No April Fool’s…here in Austin, Texas, we are fully into OAK ALLERGY season. Our cars have a dusting of yellow pollen, and the streets are strewn with oak droppings. Is it time for a trip to your family doctor or allergist? Maybe, but there are several remedies you can try on your own first.
What are signs and symptoms of allergies?
At the risk of sounding like an antihistamine commercial, it’s sneezing (often in fits of sneezes), itchy eyes, itchy throat, scratchy throat, drainage down the back of your throat (which creates early morning sore throats that often fade mid-morning), stuffy eyes, ear pressure and the lovely dark circles under your eyes.
What is recommended for treatment?
Typically we start with the non-sedating antihistamines,which used to be prescription but are now available over the counter (OTC). These include Loratadine (Claritin), Fexofenadine (Allegra), and Cetirizine(Zyrtec), to name a few of the most popular.
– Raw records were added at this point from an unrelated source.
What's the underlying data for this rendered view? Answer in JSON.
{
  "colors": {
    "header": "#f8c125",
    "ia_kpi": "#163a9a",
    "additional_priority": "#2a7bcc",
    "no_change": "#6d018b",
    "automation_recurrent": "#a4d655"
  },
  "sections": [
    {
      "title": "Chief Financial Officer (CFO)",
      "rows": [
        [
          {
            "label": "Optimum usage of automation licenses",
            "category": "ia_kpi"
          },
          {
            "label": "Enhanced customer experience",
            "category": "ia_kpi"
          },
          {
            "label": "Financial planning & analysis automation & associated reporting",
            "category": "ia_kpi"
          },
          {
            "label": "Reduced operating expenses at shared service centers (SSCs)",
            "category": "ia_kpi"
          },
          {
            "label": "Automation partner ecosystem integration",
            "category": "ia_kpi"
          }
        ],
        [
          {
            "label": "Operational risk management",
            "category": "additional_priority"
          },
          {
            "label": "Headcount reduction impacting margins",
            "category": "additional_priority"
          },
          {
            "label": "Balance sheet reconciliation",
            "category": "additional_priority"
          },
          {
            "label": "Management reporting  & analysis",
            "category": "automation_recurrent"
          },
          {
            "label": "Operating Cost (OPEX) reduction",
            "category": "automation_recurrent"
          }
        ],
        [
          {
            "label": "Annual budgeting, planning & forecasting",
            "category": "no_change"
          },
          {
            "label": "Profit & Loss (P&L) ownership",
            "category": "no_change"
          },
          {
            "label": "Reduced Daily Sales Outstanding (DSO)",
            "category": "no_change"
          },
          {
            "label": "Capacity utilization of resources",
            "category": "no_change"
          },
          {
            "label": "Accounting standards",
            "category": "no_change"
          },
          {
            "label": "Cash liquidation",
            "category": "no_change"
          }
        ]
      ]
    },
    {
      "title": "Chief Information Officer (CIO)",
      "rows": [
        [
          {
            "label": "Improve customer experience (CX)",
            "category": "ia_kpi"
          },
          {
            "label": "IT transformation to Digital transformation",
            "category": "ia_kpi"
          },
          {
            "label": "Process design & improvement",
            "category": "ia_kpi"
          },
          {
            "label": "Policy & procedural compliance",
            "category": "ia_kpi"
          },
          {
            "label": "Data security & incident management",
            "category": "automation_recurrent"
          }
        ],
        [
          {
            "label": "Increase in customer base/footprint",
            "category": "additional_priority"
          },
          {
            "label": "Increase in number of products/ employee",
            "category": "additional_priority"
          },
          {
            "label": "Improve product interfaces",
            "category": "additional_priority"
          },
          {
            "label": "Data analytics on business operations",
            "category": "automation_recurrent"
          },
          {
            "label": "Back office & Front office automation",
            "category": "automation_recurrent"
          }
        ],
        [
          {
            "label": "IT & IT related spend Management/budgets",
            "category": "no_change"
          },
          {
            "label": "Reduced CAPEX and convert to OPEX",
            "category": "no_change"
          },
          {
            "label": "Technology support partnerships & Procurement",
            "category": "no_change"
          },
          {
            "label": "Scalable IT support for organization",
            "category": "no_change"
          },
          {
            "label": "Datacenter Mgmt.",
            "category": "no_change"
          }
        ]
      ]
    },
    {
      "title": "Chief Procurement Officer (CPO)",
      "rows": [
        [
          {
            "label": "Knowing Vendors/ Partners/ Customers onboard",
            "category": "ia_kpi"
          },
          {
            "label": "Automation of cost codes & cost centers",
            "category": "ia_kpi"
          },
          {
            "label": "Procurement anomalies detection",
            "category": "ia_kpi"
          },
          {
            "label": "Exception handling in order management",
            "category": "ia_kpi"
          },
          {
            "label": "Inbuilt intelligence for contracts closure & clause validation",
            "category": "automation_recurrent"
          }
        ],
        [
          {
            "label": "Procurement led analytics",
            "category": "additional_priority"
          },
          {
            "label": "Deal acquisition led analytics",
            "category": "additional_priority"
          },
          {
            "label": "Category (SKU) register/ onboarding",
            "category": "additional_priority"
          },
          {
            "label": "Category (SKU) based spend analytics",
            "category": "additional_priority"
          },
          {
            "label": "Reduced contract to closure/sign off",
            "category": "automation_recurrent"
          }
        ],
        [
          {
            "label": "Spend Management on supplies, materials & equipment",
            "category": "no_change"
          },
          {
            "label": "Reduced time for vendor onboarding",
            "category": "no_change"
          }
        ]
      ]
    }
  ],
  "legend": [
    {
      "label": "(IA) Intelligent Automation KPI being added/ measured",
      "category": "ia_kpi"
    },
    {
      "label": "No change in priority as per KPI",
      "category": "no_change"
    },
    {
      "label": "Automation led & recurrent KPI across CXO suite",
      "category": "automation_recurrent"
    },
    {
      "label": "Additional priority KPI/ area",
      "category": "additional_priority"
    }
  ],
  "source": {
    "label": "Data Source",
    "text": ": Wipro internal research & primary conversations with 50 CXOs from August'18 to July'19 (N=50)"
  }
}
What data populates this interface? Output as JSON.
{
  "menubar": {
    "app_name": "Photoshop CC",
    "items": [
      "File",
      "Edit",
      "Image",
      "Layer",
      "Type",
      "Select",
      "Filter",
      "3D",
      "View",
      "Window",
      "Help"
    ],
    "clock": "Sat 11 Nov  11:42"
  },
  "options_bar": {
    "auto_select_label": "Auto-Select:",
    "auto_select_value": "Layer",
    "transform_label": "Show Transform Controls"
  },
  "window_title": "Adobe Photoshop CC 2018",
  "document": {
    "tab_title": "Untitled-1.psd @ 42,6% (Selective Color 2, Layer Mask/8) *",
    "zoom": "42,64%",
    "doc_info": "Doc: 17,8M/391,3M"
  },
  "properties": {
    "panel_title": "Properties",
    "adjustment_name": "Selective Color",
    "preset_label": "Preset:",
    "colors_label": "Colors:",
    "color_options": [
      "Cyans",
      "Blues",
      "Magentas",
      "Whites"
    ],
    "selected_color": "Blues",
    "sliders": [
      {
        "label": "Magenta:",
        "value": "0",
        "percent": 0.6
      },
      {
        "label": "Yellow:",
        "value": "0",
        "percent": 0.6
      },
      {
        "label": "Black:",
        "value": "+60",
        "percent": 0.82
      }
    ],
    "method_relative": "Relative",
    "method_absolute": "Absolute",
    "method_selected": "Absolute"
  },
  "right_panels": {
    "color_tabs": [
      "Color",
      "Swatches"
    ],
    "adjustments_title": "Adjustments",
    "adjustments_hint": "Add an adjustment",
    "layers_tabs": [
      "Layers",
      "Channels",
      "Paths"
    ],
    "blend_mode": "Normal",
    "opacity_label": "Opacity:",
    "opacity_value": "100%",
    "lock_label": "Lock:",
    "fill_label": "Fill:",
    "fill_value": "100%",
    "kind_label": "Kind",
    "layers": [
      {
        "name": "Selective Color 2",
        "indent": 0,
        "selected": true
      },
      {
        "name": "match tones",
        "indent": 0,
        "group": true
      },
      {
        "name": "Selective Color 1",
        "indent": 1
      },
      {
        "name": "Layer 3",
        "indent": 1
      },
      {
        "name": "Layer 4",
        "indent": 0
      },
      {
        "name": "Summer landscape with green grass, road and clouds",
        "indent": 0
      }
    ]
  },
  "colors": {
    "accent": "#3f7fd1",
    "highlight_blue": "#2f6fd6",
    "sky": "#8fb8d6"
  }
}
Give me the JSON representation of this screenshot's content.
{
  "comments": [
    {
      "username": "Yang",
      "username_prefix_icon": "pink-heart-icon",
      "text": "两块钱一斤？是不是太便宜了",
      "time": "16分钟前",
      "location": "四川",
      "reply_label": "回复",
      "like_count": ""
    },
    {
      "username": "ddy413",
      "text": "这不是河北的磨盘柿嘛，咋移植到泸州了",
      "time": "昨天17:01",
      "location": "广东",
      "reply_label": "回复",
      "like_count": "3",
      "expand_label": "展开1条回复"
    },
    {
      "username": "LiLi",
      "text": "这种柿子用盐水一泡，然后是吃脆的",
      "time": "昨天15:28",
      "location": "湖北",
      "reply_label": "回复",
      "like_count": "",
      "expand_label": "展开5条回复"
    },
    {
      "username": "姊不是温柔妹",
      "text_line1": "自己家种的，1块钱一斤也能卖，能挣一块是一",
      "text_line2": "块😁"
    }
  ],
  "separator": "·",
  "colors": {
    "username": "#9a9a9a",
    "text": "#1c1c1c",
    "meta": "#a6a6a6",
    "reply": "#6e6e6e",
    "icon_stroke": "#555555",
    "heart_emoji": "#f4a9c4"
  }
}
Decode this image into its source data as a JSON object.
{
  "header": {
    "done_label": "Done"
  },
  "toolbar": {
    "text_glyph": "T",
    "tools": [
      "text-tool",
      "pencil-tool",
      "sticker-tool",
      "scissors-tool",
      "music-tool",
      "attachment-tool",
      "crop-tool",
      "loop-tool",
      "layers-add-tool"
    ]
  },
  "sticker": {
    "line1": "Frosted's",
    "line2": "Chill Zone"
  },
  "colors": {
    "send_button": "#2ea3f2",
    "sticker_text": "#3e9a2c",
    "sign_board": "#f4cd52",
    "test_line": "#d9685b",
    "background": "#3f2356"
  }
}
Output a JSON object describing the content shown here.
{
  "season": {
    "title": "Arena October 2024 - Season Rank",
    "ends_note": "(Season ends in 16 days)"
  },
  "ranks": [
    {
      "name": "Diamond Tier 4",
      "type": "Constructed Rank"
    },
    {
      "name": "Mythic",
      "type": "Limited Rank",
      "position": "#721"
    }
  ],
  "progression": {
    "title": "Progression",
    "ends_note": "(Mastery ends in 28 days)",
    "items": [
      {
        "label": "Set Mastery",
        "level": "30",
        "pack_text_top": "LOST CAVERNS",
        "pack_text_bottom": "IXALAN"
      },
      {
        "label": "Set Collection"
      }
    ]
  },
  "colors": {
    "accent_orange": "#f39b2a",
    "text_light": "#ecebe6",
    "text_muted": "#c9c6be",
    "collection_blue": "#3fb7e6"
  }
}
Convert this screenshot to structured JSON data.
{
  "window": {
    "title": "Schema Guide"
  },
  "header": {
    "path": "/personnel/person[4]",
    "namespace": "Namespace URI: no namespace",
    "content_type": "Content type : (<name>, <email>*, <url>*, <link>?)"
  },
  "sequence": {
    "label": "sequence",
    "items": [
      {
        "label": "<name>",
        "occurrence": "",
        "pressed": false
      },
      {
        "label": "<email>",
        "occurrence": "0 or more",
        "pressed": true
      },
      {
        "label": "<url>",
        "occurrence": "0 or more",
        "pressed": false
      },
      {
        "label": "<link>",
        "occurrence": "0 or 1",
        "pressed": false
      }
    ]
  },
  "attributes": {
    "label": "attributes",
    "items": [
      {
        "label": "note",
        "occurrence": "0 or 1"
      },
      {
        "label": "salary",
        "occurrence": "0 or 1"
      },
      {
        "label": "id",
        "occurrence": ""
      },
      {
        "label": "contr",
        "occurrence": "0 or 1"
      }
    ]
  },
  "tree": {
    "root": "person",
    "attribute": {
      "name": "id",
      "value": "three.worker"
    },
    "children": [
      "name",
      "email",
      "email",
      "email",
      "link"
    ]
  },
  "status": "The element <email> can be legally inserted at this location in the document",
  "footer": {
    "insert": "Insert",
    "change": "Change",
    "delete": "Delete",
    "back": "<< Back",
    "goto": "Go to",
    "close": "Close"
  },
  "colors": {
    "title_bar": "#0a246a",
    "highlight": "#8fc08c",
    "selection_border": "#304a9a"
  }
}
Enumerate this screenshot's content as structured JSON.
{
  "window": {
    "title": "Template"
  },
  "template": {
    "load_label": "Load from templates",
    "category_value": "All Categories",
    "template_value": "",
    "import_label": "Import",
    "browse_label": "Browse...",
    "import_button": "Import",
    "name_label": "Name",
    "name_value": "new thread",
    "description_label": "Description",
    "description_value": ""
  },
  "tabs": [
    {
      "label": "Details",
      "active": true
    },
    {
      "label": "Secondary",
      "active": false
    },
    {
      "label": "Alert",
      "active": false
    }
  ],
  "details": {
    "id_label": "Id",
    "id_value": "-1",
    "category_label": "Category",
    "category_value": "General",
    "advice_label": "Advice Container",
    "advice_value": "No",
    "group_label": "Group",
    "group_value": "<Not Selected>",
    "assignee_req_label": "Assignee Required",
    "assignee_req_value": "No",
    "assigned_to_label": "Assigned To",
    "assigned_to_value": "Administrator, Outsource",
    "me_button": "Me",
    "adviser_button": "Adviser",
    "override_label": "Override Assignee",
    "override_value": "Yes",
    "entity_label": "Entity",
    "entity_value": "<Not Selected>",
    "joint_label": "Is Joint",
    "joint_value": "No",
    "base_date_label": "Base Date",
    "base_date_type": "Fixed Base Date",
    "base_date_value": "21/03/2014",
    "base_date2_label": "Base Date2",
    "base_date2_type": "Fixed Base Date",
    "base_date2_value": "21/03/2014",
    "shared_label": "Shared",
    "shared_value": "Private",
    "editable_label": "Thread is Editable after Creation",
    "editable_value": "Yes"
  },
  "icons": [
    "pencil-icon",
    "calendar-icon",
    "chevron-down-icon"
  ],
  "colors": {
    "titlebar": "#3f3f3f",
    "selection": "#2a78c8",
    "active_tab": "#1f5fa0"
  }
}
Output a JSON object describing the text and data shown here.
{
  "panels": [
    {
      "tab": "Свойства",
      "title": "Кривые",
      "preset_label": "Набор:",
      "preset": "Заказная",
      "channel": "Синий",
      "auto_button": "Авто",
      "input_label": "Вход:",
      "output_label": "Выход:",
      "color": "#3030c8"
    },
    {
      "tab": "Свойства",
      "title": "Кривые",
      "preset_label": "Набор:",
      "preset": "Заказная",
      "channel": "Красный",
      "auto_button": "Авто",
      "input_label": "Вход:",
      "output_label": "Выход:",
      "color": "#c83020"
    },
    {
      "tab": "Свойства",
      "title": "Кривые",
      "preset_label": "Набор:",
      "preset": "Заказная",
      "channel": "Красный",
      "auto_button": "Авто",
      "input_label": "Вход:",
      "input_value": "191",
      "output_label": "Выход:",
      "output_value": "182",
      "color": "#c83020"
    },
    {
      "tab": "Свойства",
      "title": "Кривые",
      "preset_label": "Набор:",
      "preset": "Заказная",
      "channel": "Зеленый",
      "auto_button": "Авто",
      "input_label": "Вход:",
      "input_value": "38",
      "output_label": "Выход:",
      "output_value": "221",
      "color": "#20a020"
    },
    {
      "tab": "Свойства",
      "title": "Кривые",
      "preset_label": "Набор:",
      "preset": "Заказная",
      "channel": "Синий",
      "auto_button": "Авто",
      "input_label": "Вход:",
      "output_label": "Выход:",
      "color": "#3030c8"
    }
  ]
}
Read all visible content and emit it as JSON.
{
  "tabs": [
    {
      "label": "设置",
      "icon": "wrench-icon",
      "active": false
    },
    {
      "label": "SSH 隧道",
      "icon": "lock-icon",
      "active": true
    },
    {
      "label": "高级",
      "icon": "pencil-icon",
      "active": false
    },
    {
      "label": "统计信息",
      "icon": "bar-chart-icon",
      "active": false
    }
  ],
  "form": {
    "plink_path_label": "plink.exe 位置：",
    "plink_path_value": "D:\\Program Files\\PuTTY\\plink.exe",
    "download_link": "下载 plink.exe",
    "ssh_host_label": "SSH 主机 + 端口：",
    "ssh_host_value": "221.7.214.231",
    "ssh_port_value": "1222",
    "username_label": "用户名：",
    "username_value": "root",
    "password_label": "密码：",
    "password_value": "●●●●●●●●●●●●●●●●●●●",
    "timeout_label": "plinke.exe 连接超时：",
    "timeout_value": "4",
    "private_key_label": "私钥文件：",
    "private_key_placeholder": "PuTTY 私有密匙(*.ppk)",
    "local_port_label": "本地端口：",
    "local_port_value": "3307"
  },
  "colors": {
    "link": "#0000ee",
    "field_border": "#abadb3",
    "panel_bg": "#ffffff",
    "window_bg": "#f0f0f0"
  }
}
Which is BEST? In my experience, they are equally effective overall. However, what works for you this year may not work as well next year, and there is not great science to explain why. Antihistamines will DRY you up and STOP ITCH. If you are mainly stuffy, you are better off with just a decongestant such as phenylephrine (Sudafed) or if you have both, grab a combination product.
If you are suffering regularly in a particular season, or perhaps year-round from something like molds, your doctor may recommend more preventative therapy such as nasal steroid sprays. These sprays are prescription, and they are not “addictive” like the OTC ones. The OTC sprays that give immediate relief are fine for a day or two, but beyond that, you will get rebound nasal congestion and be chasing your tail with symptoms/spray/more symptoms/more spray. Nasal steroids are minimally absorbed (so no turning into Arnold, gaining weight, or weakening your bones.) They are very safe, and decrease swelling while creating kind of protective barrier against entering irritants, so you don’t turn on the histamine system that causes allergy symptoms.
What more prevention can you do?
Well, it’s April 1st, so like every first of the month, I recommend changing out your home’s air filters! Even the “central” or “media filter” type should be changed at least three or four times per year, despite manufacturer recommendations of annual replacement. Yes, that is expensive, but cheaper than many allergy medications, and no other side effects! Consider posting a reminder on your calendar to change your filters every few months. HEPA air cleans and vacuum bags are of unclear efficacy, but may help. Limit your outside exposure (get on the exercise bike or treadmill indoors.) If you really suffer, consider getting rid of carpet and drapes in your home, and restricting pets to outside the bedroom.
BOTTOM LINE: If you can’t stop sneezing or are having other signs of seasonal allergies, schedule an appointment with your doctor and find out what she can do to help! There are many interventions before considering allergy shots- though for severe sufferers, those shots may be an excellent option.